**DIRECTIONS**
If a line in the data below holds the word "name", copy it.

**Entries taken from a collection**
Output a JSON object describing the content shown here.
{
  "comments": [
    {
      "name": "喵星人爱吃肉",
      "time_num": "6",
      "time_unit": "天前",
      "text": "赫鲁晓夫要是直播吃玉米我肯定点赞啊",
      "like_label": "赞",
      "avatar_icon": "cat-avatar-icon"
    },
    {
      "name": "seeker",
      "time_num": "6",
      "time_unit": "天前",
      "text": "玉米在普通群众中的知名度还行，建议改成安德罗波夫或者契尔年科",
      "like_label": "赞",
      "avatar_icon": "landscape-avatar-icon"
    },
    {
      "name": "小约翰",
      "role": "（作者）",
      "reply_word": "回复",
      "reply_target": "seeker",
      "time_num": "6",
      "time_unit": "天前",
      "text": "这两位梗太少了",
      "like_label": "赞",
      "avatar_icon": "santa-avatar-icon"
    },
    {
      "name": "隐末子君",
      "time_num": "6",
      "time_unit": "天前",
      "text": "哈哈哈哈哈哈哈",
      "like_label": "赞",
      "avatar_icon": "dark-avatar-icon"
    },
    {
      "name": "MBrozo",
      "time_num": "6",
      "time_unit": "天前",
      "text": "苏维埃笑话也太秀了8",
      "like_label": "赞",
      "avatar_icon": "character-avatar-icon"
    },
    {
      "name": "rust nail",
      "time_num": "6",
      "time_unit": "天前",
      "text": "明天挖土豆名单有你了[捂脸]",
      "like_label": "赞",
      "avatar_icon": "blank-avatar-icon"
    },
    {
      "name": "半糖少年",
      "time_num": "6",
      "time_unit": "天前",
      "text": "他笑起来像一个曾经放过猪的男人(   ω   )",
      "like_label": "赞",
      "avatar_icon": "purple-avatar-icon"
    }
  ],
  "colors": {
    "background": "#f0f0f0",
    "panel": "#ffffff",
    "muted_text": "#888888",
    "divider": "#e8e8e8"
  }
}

**SOLUTION TO THE EXERCISE**
      "name": "喵星人爱吃肉",
      "name": "seeker",
      "name": "小约翰",
      "name": "隐末子君",
      "name": "MBrozo",
      "name": "rust nail",
      "name": "半糖少年",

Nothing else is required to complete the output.